Moody women cannot blame ‘time of the month’
WOMEN have long claimed their monthly period makes them more irritable or stressed.
Now, however, scientists have said the idea that a woman’s menstrual cycle affects her thinking is nothing more than a myth.
According to some previous studies, women are more impulsive and moody before their period, and more “rational” afterwards.
But the latest research says that while women may feel their thinking became altered, this was not the case when studied scientifically.
It seems that despite hormone levels fluctuating enormously in a woman’s body, they have no effect on her ability to remember or make decisions.
The findings suggest that the cause of the problems may actually lie elsewhere.
Professor Brigitte Leeners and her team examined three aspects of mental abilities over two menstrual cycles.
They concluded that the levels of the hormones oestrogen, progesterone and testosterone had no impact on working memory, which is the ability to remember facts while completing a task.
Nor did it have any effect on cognitive bias, the likelihood that thinking would be skewed one way or another.
And women were just as able to pay attention to two things at once, the researchers found.
The authors said none of the hormones had any replicable, consistent effect on thinking.

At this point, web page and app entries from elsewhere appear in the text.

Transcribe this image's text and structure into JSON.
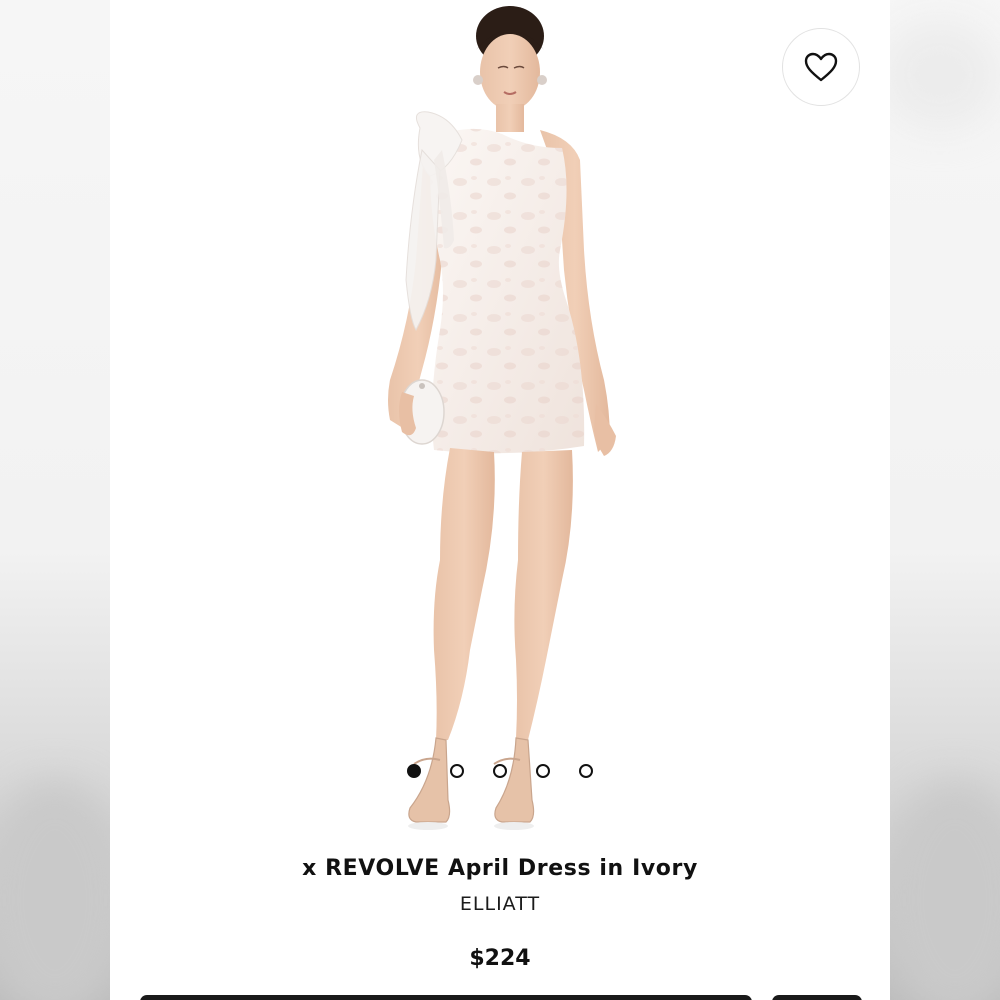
{
  "product": {
    "title": "x REVOLVE April Dress in Ivory",
    "brand": "ELLIATT",
    "price": "$224",
    "image_alt": "Model wearing ivory one-shoulder jacquard mini dress with bow"
  },
  "favorite": {
    "icon": "heart-outline-icon"
  },
  "carousel": {
    "total": 5,
    "active_index": 0
  },
  "colors": {
    "text": "#111111",
    "dot_active": "#111111"
  }
}
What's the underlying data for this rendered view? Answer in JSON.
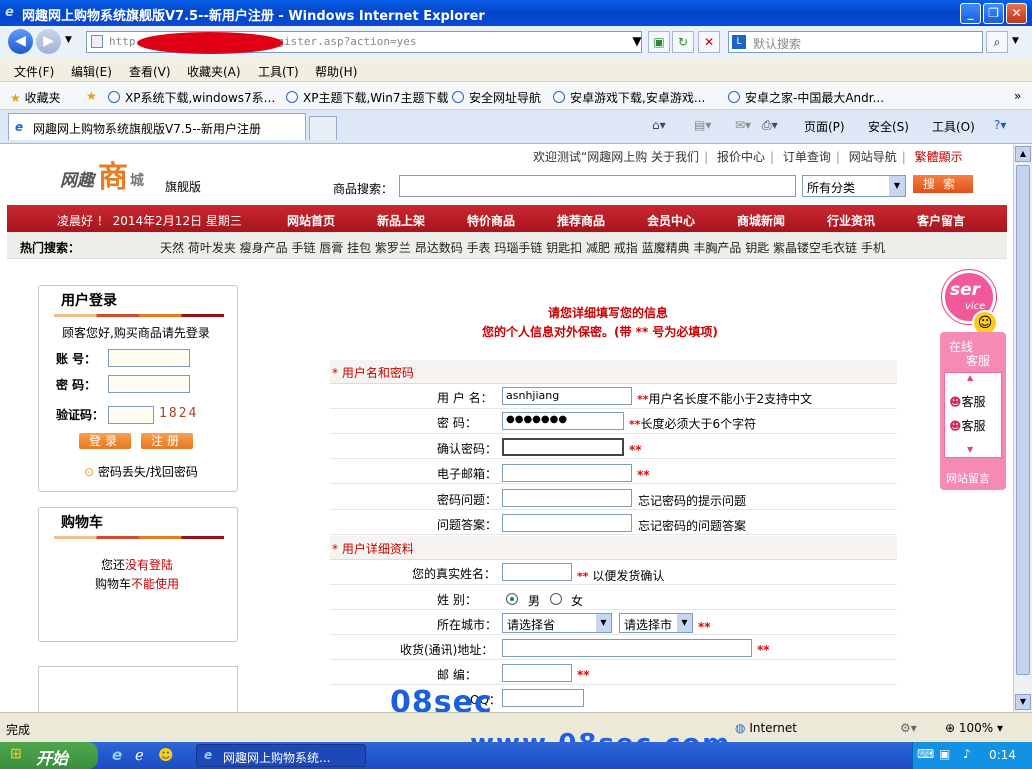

Leeners said: “As a specialist in reproductive medicine and a psychotherapist, I deal with many women who have the impression that the menstrual cycle influences their well-being and cognitive performance.”
She wondered whether this anecdotal evidence could be scientifically proved, and attempted to shed some light on the controversial topic.
The team, from the Hanover Medical School and University Hospital Zurich, monitored 68 women.
Analysis of the results from the first cycle suggested that cognitive bias and attention were affected, but these results weren’t replicated in the second cycle.
The team looked for differences in performance between individuals and changes in individuals’ performance over time, and found none.
Leeners said: “The hormonal changes related to the menstrual cycle do not show any association with cognitive performance.
“Although there might be individual exceptions, women’s cognitive performance is in general not disturbed by hormonal changes occurring with the menstrual cycle.”
She said further work on larger samples was needed in order to offer a fuller picture of the way that the menstrual cycle affects the brain.
Other research has found that women often blame feelings of stress on their period – but at other times of the month the complaints are attributed to other causes, such as physical exertion, psychological distress or even the weather.